David Umemoto, Objet n2
The form might seem topsy-turvey, but Umemoto’s work relies on solid technical foundations. Each is hand-caste of raw concrete in a monotone gray adorned only by the light and shadows allowed by its form.
SSSVLL, Primitive Chair
A highlight of the “Industrial Fragment” collection, this chair takes its form from gears and machinery and its material palette from hand-machined, rotational molded polyethylene.
David Umemoto, Objet n5
Escher meets Breuer in the work of David Umemoto, whose concrete objects contemplate volume in seemingly-impossible arrangements. Arches tuck into each other, the bases forming and interrupting platforms, while upper levels achieve a paradoxical solidity.
Claste Collection, Lest We Be Kings
Founder and creative director Quinlan Osborne worked as an architect for 15 years before turning his focus to furniture.
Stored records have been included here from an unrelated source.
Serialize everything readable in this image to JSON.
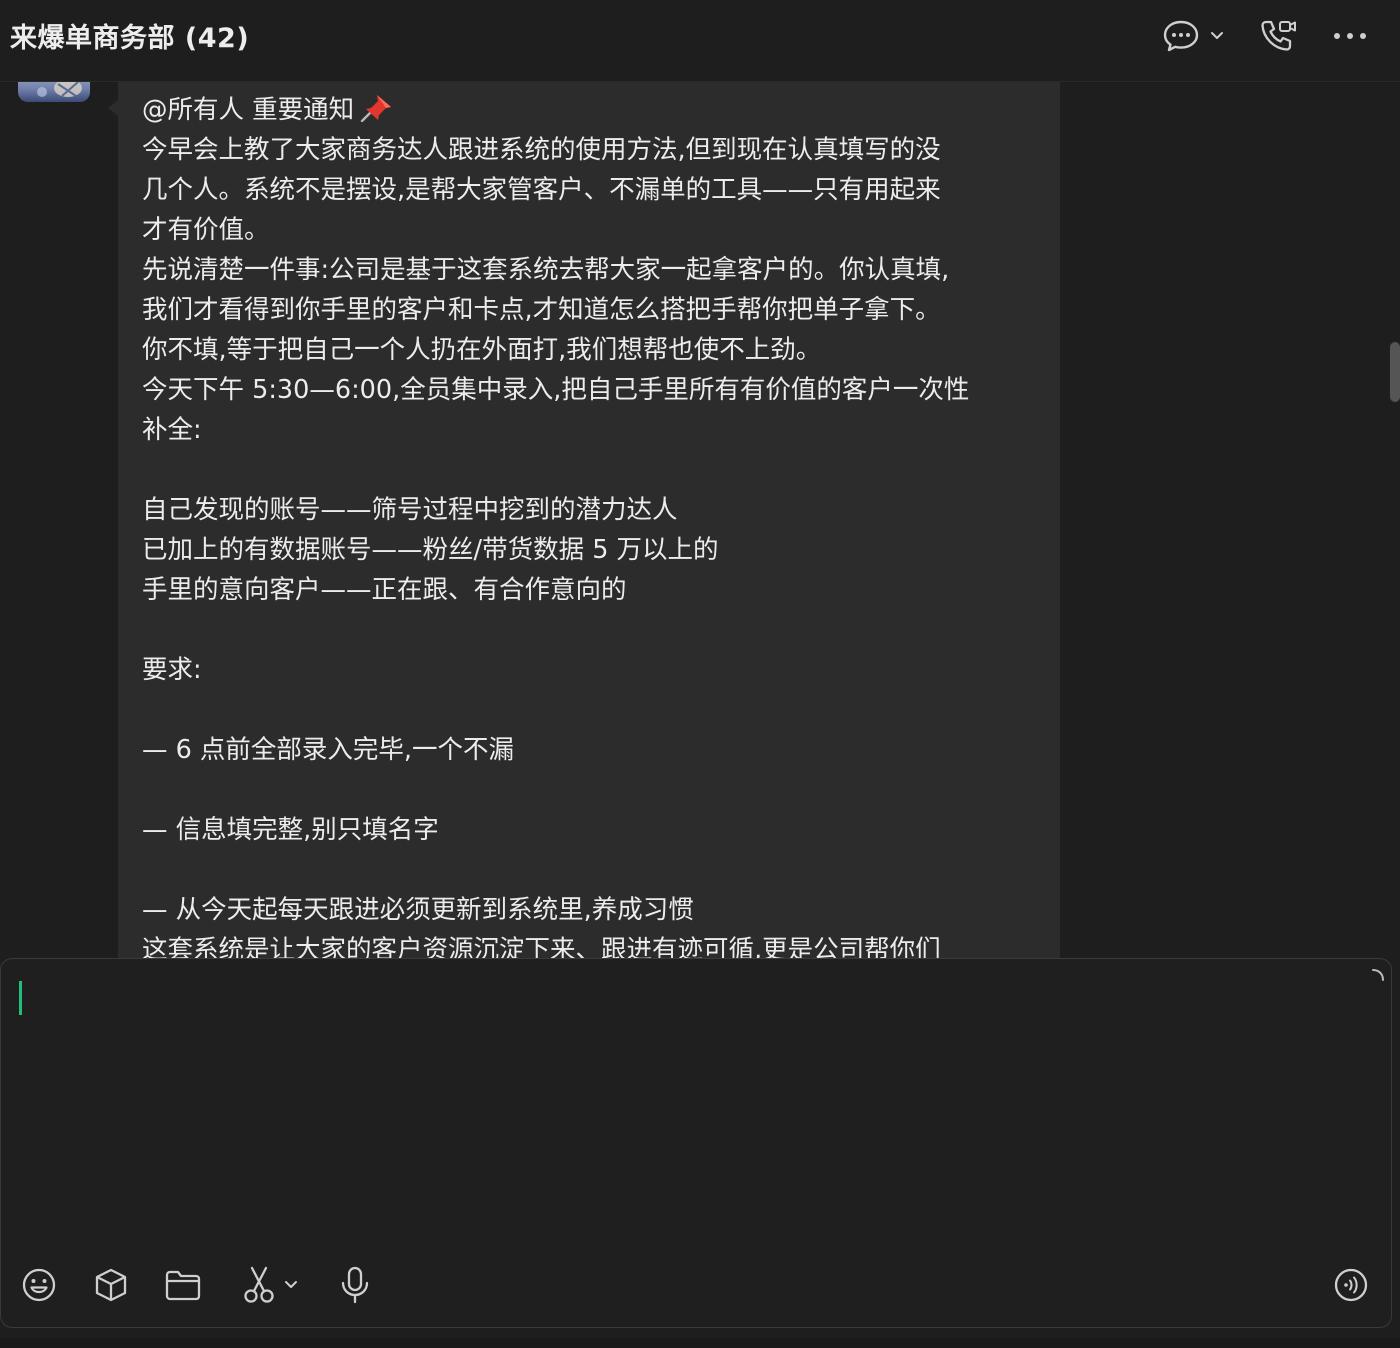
{
  "header": {
    "title": "来爆单商务部 (42)",
    "icons": [
      "chat-bubble-icon",
      "chevron-down-icon",
      "video-call-icon",
      "more-icon"
    ]
  },
  "message": {
    "lines": [
      "@所有人 重要通知",
      "今早会上教了大家商务达人跟进系统的使用方法,但到现在认真填写的没",
      "几个人。系统不是摆设,是帮大家管客户、不漏单的工具——只有用起来",
      "才有价值。",
      "先说清楚一件事:公司是基于这套系统去帮大家一起拿客户的。你认真填,",
      "我们才看得到你手里的客户和卡点,才知道怎么搭把手帮你把单子拿下。",
      "你不填,等于把自己一个人扔在外面打,我们想帮也使不上劲。",
      "今天下午 5:30—6:00,全员集中录入,把自己手里所有有价值的客户一次性",
      "补全:",
      "",
      "自己发现的账号——筛号过程中挖到的潜力达人",
      "已加上的有数据账号——粉丝/带货数据 5 万以上的",
      "手里的意向客户——正在跟、有合作意向的",
      "",
      "要求:",
      "",
      "— 6 点前全部录入完毕,一个不漏",
      "",
      "— 信息填完整,别只填名字",
      "",
      "— 从今天起每天跟进必须更新到系统里,养成习惯",
      "这套系统是让大家的客户资源沉淀下来、跟进有迹可循,更是公司帮你们"
    ],
    "title_emoji": "pushpin-icon"
  },
  "composer": {
    "input_value": "",
    "tools": [
      "emoji-icon",
      "cube-icon",
      "folder-icon",
      "scissors-icon",
      "microphone-icon",
      "voice-to-text-icon"
    ]
  },
  "colors": {
    "background": "#1e1e1e",
    "bubble": "#2c2c2c",
    "caret": "#1fbf7a",
    "text": "#ececec"
  }
}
His background is evident in the formal rigor of these chairs, boasting seats of Temptation marble suspended within structures of bronzed glass.
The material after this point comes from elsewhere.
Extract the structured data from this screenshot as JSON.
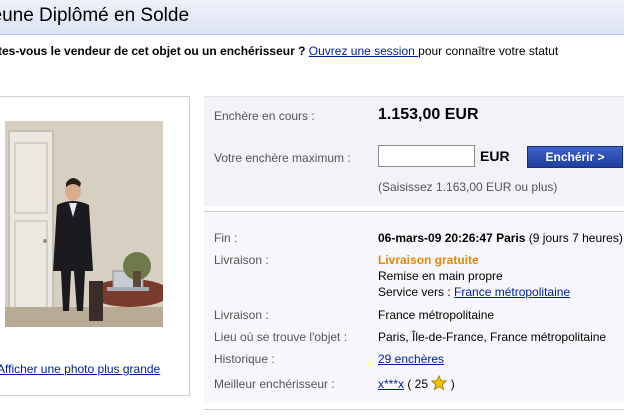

Atelier Zébulon Perron, Spineless Chair
Founded in 2008, the design firm has conceived interiors for the Four Seasons Hotel Montreal and chic boîtes around town. Here, they offer something more conceptual: a walnut-and-brass chair cut loose of its center that manages to still hold itself together with grace.
Pascale Girardin, Totem
The famed atelier has shown work from Paris to Pudong. For “Fictions,” Girardin and team created columns that retain their monumental scale at more diminutive sizes of black ceramic.
Yannick Pouliot, Nouvelles Singularités
The multidisciplinary maker challenges the corridors of power with this row of Regency-style chairs. Spans of Belgian silk enthrone the space between the chairs, ensuring nobody gets a seat at the table.
Loïc Bard, Cabinet Bone 01 & 02
The Montreal-based woodworker focuses on elemental forms for these curious cabinets. Their limestone bases support smooth expanses of white maple, with just enough storage to secret away a few favorite things.
SSSVLL, Industrial Fragment
Guillaume Sasseville’s studio is known for an industrial severity lightened with a wry wit, as demonstrated by a collection that fashions hard-as-nails chairs, lamps, and side tables from recycled industrial waste polyethylene.
Lambert & Fils, Paravent
The design studio enters its second decade with a large-scale lighting installation of aluminum and fiberglass. Its sleek grid reinterprets modern grids of skyscrapers, circuit boards, and even humble graph paper.